EXERCISE GOAL — Filter the records below, keeping only lines with the string "diegogomz".

Items from an interface collection —
[Start of section]
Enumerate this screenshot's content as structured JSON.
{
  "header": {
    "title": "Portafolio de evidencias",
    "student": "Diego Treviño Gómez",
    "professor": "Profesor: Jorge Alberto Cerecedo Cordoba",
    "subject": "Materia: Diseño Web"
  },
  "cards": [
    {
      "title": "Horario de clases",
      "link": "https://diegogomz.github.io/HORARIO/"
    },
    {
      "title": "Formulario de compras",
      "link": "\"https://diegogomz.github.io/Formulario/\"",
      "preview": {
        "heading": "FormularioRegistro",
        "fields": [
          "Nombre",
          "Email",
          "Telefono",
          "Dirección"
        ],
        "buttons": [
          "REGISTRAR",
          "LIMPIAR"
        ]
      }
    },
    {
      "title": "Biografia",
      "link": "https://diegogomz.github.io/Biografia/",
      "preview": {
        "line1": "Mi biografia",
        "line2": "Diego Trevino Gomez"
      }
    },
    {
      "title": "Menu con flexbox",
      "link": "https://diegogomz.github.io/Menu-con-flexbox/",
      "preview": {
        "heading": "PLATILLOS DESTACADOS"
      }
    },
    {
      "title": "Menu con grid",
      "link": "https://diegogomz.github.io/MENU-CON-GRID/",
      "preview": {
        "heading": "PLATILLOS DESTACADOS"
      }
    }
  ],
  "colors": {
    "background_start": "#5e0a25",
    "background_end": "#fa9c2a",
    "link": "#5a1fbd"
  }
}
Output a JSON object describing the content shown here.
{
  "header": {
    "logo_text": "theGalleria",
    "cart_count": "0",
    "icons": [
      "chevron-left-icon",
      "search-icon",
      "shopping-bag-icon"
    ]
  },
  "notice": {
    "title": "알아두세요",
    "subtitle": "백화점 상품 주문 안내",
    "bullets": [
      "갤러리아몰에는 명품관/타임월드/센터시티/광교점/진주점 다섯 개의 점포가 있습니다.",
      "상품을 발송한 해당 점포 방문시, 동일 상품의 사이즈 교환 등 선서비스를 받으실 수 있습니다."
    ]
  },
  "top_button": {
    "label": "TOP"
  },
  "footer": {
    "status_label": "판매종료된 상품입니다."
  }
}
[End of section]
SOLUTION —
      "link": "https://diegogomz.github.io/HORARIO/"
      "link": "\"https://diegogomz.github.io/Formulario/\"",
      "link": "https://diegogomz.github.io/Biografia/",
      "link": "https://diegogomz.github.io/Menu-con-flexbox/",
      "link": "https://diegogomz.github.io/MENU-CON-GRID/",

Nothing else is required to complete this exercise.